“We will effectively be representing Christie’s for all luxury property sales in this region,” Himmat Singh says, underscoring that the specific areas will include North India to focus on South and Central Delhi as well as holiday homes like in the hills of Kasauli. Future expansion will hinge on business growth and outlook and could include Goa, Bengaluru, and the Mumbai markets for high-end real estate, which he defines as anything valued at ₹10 crore and upwards.
Given that Sotheby’s has already been here, why has Christie’s been playing catch-up? Helena De Forton, director of regional operations for Europe, Middle East, Russia, India and Africa, Christie’s International Real Estate, admits that “India is a tough market to enter” and because of that they took their time to find a partner who was fully aligned with their values and expertise. “We did have (earlier) conversations with other partners, but they were not interesting to us.”
There are other reasons, too. Himmat Singh says there are upwards of 2,000 high-end apartments for sale in the Delhi region.
Shubhankar Dongre, co-founder of Zapkey (a Propstack company) says that the last six months have not been without action for the Delhi market. “Across Category A locations like Friends Colony, Golf Links, Shanti Niketan, Sunder Nagar, Vasant Vihar, and Anand Niketan, in the past six months or so there have been about 23 deals over ₹10 crore in value, with seven of those being over ₹20 crore.”
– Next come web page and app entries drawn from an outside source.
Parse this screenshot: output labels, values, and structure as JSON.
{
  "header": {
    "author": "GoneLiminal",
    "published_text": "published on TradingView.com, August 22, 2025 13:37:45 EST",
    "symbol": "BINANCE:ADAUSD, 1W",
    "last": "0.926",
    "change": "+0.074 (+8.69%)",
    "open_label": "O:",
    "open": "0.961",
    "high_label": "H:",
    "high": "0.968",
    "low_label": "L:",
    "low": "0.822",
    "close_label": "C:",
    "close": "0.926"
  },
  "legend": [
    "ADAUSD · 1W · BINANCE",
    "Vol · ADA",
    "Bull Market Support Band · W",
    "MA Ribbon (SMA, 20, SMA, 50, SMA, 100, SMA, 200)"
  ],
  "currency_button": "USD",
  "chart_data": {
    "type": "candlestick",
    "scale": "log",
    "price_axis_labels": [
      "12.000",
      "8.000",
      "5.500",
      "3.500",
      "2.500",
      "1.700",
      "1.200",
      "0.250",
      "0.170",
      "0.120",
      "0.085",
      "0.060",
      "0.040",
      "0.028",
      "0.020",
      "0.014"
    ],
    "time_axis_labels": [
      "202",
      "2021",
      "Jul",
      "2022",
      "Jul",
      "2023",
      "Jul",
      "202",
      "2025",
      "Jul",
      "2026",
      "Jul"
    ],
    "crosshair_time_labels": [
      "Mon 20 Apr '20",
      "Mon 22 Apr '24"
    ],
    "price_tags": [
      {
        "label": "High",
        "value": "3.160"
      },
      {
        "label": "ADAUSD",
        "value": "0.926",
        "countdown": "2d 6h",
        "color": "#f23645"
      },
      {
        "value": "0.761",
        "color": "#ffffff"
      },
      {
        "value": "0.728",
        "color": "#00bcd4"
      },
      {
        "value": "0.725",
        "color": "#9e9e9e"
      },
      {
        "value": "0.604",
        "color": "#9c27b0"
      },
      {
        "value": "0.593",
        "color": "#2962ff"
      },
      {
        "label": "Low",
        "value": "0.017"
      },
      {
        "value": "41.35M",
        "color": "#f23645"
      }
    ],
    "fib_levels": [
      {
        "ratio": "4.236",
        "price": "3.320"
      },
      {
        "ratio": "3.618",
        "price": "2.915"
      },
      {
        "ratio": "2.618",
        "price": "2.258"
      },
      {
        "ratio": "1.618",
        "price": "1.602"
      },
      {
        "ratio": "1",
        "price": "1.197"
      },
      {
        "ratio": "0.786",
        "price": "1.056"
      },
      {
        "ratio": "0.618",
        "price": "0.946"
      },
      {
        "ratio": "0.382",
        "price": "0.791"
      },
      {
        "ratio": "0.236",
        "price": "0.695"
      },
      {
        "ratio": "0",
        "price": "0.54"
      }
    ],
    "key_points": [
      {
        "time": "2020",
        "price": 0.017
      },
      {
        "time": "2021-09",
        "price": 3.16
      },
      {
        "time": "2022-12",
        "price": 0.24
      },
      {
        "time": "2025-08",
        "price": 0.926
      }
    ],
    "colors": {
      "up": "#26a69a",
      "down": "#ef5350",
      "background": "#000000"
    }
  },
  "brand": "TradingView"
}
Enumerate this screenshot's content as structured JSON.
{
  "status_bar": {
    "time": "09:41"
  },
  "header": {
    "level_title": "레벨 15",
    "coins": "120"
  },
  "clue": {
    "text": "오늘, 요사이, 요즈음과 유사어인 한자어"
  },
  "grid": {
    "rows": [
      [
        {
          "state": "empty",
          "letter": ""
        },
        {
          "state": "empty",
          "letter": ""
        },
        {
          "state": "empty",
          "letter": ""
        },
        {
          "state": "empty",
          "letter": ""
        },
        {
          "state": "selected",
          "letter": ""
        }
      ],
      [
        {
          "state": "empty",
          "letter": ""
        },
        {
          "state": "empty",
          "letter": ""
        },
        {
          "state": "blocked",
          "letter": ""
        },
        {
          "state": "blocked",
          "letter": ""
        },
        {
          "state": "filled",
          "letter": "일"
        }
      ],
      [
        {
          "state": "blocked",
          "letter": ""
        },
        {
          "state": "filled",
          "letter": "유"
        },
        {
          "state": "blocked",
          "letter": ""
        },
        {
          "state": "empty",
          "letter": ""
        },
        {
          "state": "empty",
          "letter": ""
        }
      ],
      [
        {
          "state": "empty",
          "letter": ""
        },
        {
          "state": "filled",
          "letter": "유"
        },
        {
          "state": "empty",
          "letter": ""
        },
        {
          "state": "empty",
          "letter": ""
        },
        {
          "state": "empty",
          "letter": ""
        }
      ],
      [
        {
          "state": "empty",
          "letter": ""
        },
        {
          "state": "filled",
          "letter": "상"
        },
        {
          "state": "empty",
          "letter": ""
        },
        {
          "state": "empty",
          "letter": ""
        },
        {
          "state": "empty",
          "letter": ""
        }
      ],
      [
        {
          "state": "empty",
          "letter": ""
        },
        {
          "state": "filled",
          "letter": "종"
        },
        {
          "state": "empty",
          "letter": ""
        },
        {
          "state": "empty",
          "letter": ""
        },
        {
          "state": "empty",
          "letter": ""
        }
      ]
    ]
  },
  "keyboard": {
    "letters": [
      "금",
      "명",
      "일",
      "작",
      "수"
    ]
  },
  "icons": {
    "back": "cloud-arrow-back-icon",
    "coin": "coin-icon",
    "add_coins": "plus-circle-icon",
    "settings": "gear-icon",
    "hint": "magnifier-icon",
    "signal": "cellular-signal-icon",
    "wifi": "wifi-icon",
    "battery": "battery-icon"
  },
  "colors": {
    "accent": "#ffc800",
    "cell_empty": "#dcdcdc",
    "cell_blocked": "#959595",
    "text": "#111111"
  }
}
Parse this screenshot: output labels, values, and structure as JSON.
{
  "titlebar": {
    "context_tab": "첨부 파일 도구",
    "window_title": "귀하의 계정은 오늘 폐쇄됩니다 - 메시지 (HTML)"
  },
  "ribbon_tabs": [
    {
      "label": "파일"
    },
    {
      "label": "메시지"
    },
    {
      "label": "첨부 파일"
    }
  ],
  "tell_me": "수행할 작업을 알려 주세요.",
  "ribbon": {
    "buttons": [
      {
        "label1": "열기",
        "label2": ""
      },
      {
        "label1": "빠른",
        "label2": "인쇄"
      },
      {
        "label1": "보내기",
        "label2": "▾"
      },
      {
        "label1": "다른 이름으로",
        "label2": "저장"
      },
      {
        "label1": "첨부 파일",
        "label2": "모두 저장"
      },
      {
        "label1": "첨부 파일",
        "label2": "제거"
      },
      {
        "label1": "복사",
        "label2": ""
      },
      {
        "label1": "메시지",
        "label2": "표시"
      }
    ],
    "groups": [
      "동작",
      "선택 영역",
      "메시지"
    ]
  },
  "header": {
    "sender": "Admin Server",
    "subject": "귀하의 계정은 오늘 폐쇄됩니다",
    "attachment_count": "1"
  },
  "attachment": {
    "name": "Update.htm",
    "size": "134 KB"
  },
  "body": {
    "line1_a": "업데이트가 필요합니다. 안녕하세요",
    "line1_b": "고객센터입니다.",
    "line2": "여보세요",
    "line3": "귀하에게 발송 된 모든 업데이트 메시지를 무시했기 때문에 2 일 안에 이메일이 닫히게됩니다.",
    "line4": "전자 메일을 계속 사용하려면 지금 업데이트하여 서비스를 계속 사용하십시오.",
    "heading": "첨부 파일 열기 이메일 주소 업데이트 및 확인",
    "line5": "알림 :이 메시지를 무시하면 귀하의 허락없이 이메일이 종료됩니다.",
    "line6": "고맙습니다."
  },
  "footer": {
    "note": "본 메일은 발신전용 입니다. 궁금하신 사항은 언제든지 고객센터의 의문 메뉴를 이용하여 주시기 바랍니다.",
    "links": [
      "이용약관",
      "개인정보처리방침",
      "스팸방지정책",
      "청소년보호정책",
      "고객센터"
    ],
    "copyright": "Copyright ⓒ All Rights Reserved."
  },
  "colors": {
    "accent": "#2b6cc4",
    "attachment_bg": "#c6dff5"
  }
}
Other metros, too, have supply that Christie’s would find viable. Kamal Khetan, chairman and managing director of premium realty firm Sunteck Realty, says that across most metros—and especially in Mumbai—there’s a vibrant and growing luxury realty segment. His completed projects in Mumbai’s Bandra Kurla Complex have around 35 unsold apartments with an average value that ranges between ₹25 crore and ₹90 crore. “This piece of the industry would be well-served with reputed agents that offer premium branding and marketing capabilities,” he says.
Other luxury players agree. Adarsh Jatia—managing director of Provenance Land which built and owns the Four Seasons Hotel and Four Seasons Private Residences, and other projects in Mumbai—says that predominantly what separates regular brokerage services from brand ones is credibility and trust that’s brought on the table for both the buyer as well as the developer. “Any international brand goes through its checks and balances in terms of quality standards, service levels, and governance. Additionally, most of them also provide holistic end-to-end services like legal and administrative paperwork that are a crucial part of any deal, making them a preferred choice”, Jatia says.
Singh says that the six months after the lockdown restrictions began to be lifted the sector saw a 30% jump in the volume of deals, compared to the six months preceding the lockdown. His point is that even though the classic argument has always been that one can rent for 2% of the cost when it comes to luxury real estate, that mindset has changed with the perception that it is now key to having a bigger roof over one’s head and then figuring the rest of it out, he says.
Christie’s International Real Estate has successfully marketed high-value real estate around the world for over 30 years. Through its New York City brokerage and invitation-only Affiliate network, it has 146 partners across 48 countries and territories, and offers services to a global clientele at the luxury end of the residential property market, says De Forton.
The company has offices in London, New York City, Hong Kong, Los Angeles, Chicago, and Palm Beach, and its affiliated brokerages have recorded approximately $500 billion of real estate transactions over the last five years, officials say.
De Forton says that the Delhi office marks the fifth affiliate to be opening in Asia.
Analysts question why the well-heeled would switch real estate brokers to go with Christie’s for local purchases, but the business that Christie’s is going after is not restricted to India alone. Singh adds that Christie’s India office would also be offering outward bound investments for real estate in the western world and other markets outside of India.
But for those in India looking for luxury properties, here’s one more reputed global name to help them in their quest.